━━ The data

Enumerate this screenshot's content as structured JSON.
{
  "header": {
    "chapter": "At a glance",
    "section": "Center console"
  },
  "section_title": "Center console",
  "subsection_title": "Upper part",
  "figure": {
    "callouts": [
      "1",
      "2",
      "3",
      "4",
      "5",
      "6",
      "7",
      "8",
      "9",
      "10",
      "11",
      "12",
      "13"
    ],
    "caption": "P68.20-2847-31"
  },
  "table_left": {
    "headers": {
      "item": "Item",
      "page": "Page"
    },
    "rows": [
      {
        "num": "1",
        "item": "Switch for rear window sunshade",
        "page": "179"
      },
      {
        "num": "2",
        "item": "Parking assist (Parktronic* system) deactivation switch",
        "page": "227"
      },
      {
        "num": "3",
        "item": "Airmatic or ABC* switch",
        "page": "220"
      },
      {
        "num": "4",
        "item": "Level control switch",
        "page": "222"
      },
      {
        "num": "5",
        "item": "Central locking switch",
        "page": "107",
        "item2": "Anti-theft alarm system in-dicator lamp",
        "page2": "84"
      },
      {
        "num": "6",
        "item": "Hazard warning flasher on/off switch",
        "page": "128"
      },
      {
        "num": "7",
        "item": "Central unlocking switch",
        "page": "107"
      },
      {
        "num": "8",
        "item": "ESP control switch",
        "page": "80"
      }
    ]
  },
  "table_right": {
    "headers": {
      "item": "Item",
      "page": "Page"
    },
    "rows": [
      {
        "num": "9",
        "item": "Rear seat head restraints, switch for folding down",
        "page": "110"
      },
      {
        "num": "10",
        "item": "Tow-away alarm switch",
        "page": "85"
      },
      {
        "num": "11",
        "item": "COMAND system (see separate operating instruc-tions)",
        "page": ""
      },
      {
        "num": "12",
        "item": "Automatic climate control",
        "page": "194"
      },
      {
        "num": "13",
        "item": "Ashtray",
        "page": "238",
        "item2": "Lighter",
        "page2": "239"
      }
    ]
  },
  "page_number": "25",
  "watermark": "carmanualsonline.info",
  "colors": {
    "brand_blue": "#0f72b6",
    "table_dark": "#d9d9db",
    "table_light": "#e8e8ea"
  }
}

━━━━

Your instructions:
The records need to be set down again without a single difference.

Solved exercise:
Enumerate this screenshot's content as structured JSON.
{
  "header": {
    "chapter": "At a glance",
    "section": "Center console"
  },
  "section_title": "Center console",
  "subsection_title": "Upper part",
  "figure": {
    "callouts": [
      "1",
      "2",
      "3",
      "4",
      "5",
      "6",
      "7",
      "8",
      "9",
      "10",
      "11",
      "12",
      "13"
    ],
    "caption": "P68.20-2847-31"
  },
  "table_left": {
    "headers": {
      "item": "Item",
      "page": "Page"
    },
    "rows": [
      {
        "num": "1",
        "item": "Switch for rear window sunshade",
        "page": "179"
      },
      {
        "num": "2",
        "item": "Parking assist (Parktronic* system) deactivation switch",
        "page": "227"
      },
      {
        "num": "3",
        "item": "Airmatic or ABC* switch",
        "page": "220"
      },
      {
        "num": "4",
        "item": "Level control switch",
        "page": "222"
      },
      {
        "num": "5",
        "item": "Central locking switch",
        "page": "107",
        "item2": "Anti-theft alarm system in-dicator lamp",
        "page2": "84"
      },
      {
        "num": "6",
        "item": "Hazard warning flasher on/off switch",
        "page": "128"
      },
      {
        "num": "7",
        "item": "Central unlocking switch",
        "page": "107"
      },
      {
        "num": "8",
        "item": "ESP control switch",
        "page": "80"
      }
    ]
  },
  "table_right": {
    "headers": {
      "item": "Item",
      "page": "Page"
    },
    "rows": [
      {
        "num": "9",
        "item": "Rear seat head restraints, switch for folding down",
        "page": "110"
      },
      {
        "num": "10",
        "item": "Tow-away alarm switch",
        "page": "85"
      },
      {
        "num": "11",
        "item": "COMAND system (see separate operating instruc-tions)",
        "page": ""
      },
      {
        "num": "12",
        "item": "Automatic climate control",
        "page": "194"
      },
      {
        "num": "13",
        "item": "Ashtray",
        "page": "238",
        "item2": "Lighter",
        "page2": "239"
      }
    ]
  },
  "page_number": "25",
  "watermark": "carmanualsonline.info",
  "colors": {
    "brand_blue": "#0f72b6",
    "table_dark": "#d9d9db",
    "table_light": "#e8e8ea"
  }
}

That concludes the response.